There is an incredibly easy way to reduce carbon emissions — even though not a single politician at COP26 would dare to mention it. Are you ready? We could produce fewer cars.
E-Autos are never going to be efficient. When you think about it, it is not very sensible to move 2,000 kilograms of metal to transport a single person weighing 75 kilograms. These cars are then left standing around about 98% of the time, and are replaced fairly quickly.
Despite appearances, a smoky coal-burning train from the 19th century has a much smaller CO2 footprint than an electric vehicle per person and kilometre traveled. It isn’t complicated: the solution is mass transit. But can we afford to invest in busses, trams, and trains?
The German state subsidises the automobile industry to a staggering degree. The deduction for commuters costs over €5 billion per year. Subsidies for company cars are over €3 billion. Private companies like Tesla are getting €10 billion.
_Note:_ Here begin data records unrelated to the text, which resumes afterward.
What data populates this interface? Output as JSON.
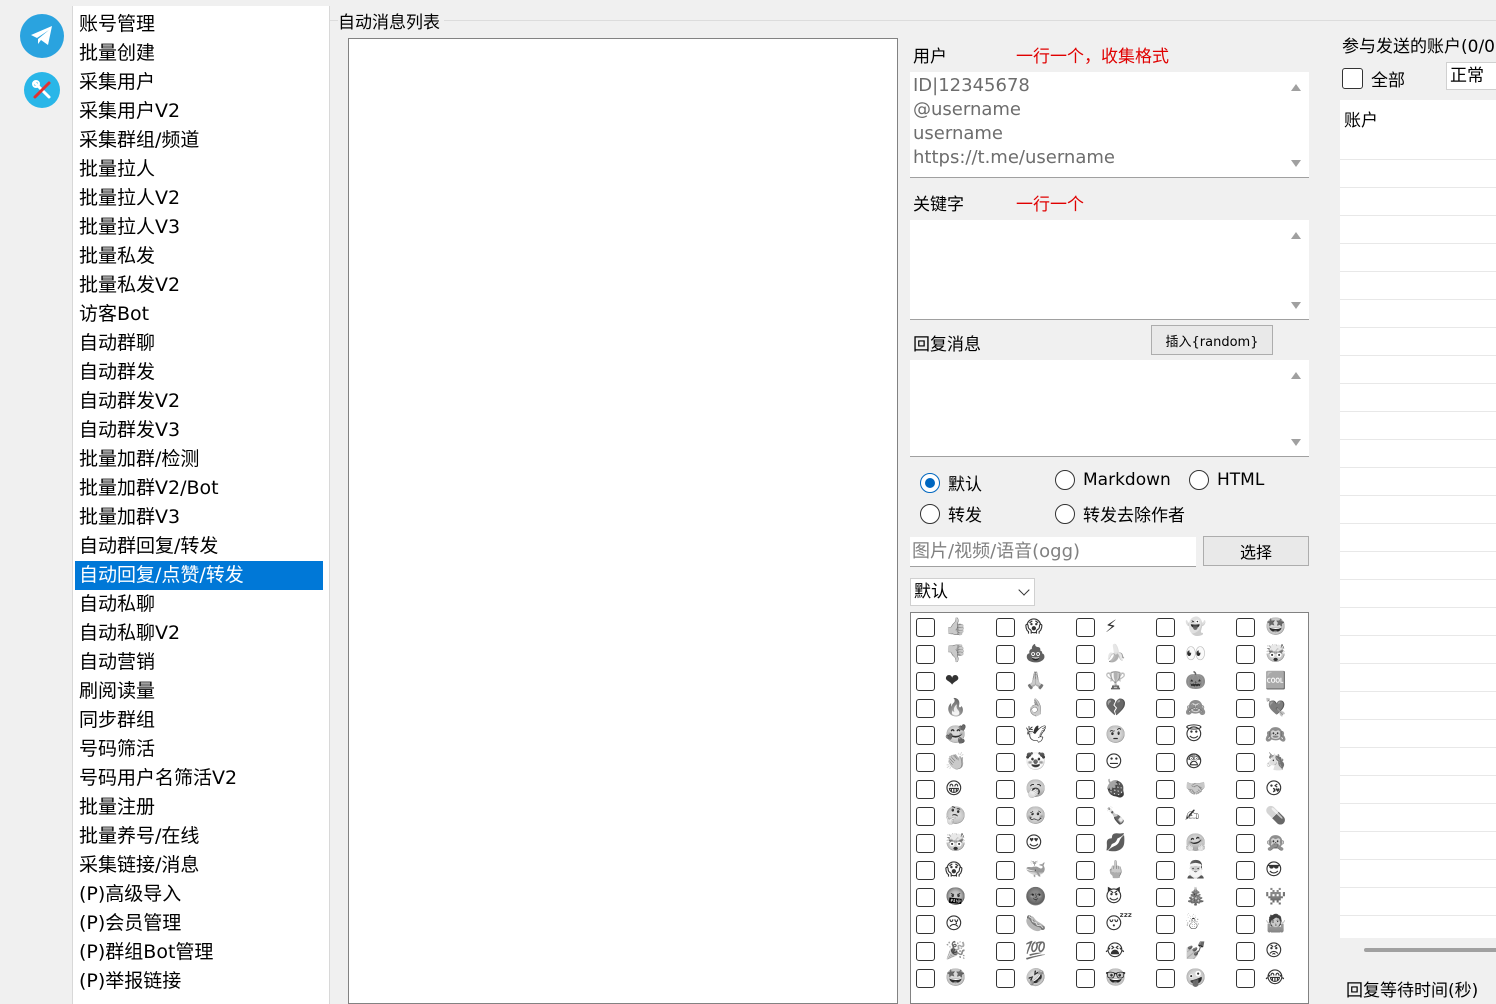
{
  "rail": {
    "icons": [
      "telegram-icon",
      "tools-icon"
    ]
  },
  "nav": {
    "items": [
      "账号管理",
      "批量创建",
      "采集用户",
      "采集用户V2",
      "采集群组/频道",
      "批量拉人",
      "批量拉人V2",
      "批量拉人V3",
      "批量私发",
      "批量私发V2",
      "访客Bot",
      "自动群聊",
      "自动群发",
      "自动群发V2",
      "自动群发V3",
      "批量加群/检测",
      "批量加群V2/Bot",
      "批量加群V3",
      "自动群回复/转发",
      "自动回复/点赞/转发",
      "自动私聊",
      "自动私聊V2",
      "自动营销",
      "刷阅读量",
      "同步群组",
      "号码筛活",
      "号码用户名筛活V2",
      "批量注册",
      "批量养号/在线",
      "采集链接/消息",
      "(P)高级导入",
      "(P)会员管理",
      "(P)群组Bot管理",
      "(P)举报链接"
    ],
    "selected_index": 19,
    "selected_color": "#0078d7"
  },
  "group": {
    "title": "自动消息列表"
  },
  "users": {
    "label": "用户",
    "hint": "一行一个，收集格式",
    "placeholder": "ID|12345678\n@username\nusername\nhttps://t.me/username"
  },
  "keywords": {
    "label": "关键字",
    "hint": "一行一个"
  },
  "reply": {
    "label": "回复消息",
    "insert_button": "插入{random}"
  },
  "format": {
    "options": [
      "默认",
      "Markdown",
      "HTML",
      "转发",
      "转发去除作者"
    ],
    "selected": "默认"
  },
  "media": {
    "placeholder": "图片/视频/语音(ogg)",
    "choose_button": "选择"
  },
  "reaction_mode": {
    "selected": "默认"
  },
  "reactions": [
    "👍",
    "😱",
    "⚡",
    "👻",
    "🤩",
    "👎",
    "💩",
    "🍌",
    "👀",
    "🤯",
    "❤",
    "🙏",
    "🏆",
    "🎃",
    "🆒",
    "🔥",
    "👌",
    "💔",
    "🙈",
    "💘",
    "🥰",
    "🕊",
    "🤨",
    "😇",
    "🙉",
    "👏",
    "🤡",
    "😐",
    "😨",
    "🦄",
    "😁",
    "🥱",
    "🍓",
    "🤝",
    "😘",
    "🤔",
    "🥴",
    "🍾",
    "✍",
    "💊",
    "🤯",
    "😍",
    "💋",
    "🤗",
    "🙊",
    "😱",
    "🐳",
    "🖕",
    "🎅",
    "😎",
    "🤬",
    "🌚",
    "😈",
    "🎄",
    "👾",
    "😢",
    "🌭",
    "😴",
    "☃",
    "🤷",
    "🎉",
    "💯",
    "😭",
    "💅",
    "😡",
    "🤩",
    "🤣",
    "🤓",
    "🤪",
    "😂"
  ],
  "accounts": {
    "title": "参与发送的账户(0/0",
    "select_all": "全部",
    "status_filter": "正常",
    "column_header": "账户",
    "wait_label": "回复等待时间(秒)"
  }
}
That doesn’t even include the money to maintain roads and Autobahns.
In contrast, the Berlin public transport company BVG only got €765 million in the year before the pandemic from selling tickets. So making public transport completely free would cost essentially nothing. It could be completely financed by getting Elon Musk to pay his taxes.
This measure would require nothing more than moving around a few numbers in a spreadsheet — and it would reduce emissions drastically from Day 1. The problem is that a program like this would not generate much in terms of profits for billionaires. E-Autos are not being pushed because they will help the environment — they are designed to generate profits as the planet burns.
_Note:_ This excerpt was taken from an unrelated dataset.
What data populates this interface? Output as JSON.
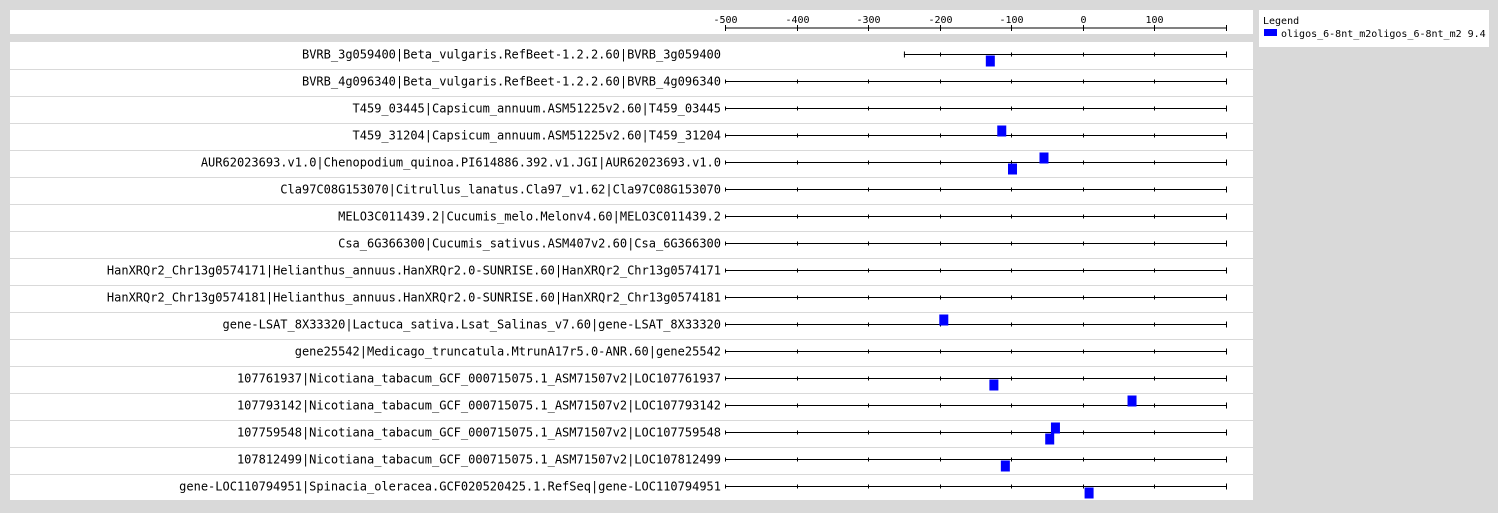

I always hear that people love their cars. But when I interact with drivers as a pedestrian or a cyclist, I must say they never seem particularly happy. The average Berliner spends at least 105 hours a year in traffic jams, and even more looking for parking. New freeways are supposed to bring relief — but they just lead to more cars, and thus more traffic.
Billionaires promise that some day, self-driving will reduce the stress of individual transportation. Then you will be able to simply lie back and read the newspaper while an on-board computer drives. But I already read the newspaper when I am traveling through Berlin! “Self-driving” vehicles have existed for over a century, and they’re called subways.
Making public transport free would only be the beginning. We could invest in new buses, trains, and trams. No one in Berlin would ever dream of wanting to take a car. We would stop producing cars entirely, and then begin culling out the least efficient models bit by bit. What about the millions of jobs in the German car industry? To start, we could cut working hours in half, with no loss of pay. And then we could use all those resources to start work on a network of high-speed trains spanning the world. It’s not as if the car manufacturers lack money.
It’s somewhat amazing that no one at COP26 thought of such a simple solution, right? But as the West German singer-songwriter Franz-Josef Degenhardt put it: “We are supposed to forget about the real solution for this problem. Because the real solution for this problem would make some, but really only a very few, uncomfortable.”
Yes, giving up on cars might be unpleasant for Elon Musk and a handful of car oligarchs. They might lose a fraction of their wealth. But are they making good use of it anyway? Instead of saving the planet, they’re leaving it. Musk has famously set his sights on Mars.
Imagine you are on a ship, and the captain is steering it right towards an iceberg. He keeps saying everything will be fine — but you notice he is spending all his time working on a luxury lifeboat with capacity for one. E-Autos are nothing more than a scam. The people who set our planet on fire want to make a few more bucks before they escape.
What we need is a “comprehensive transformation of the economy” — and that means expropriating the automobile industry and putting it under democratic control.
Red Flag is a weekly political column by Nathaniel Flakin.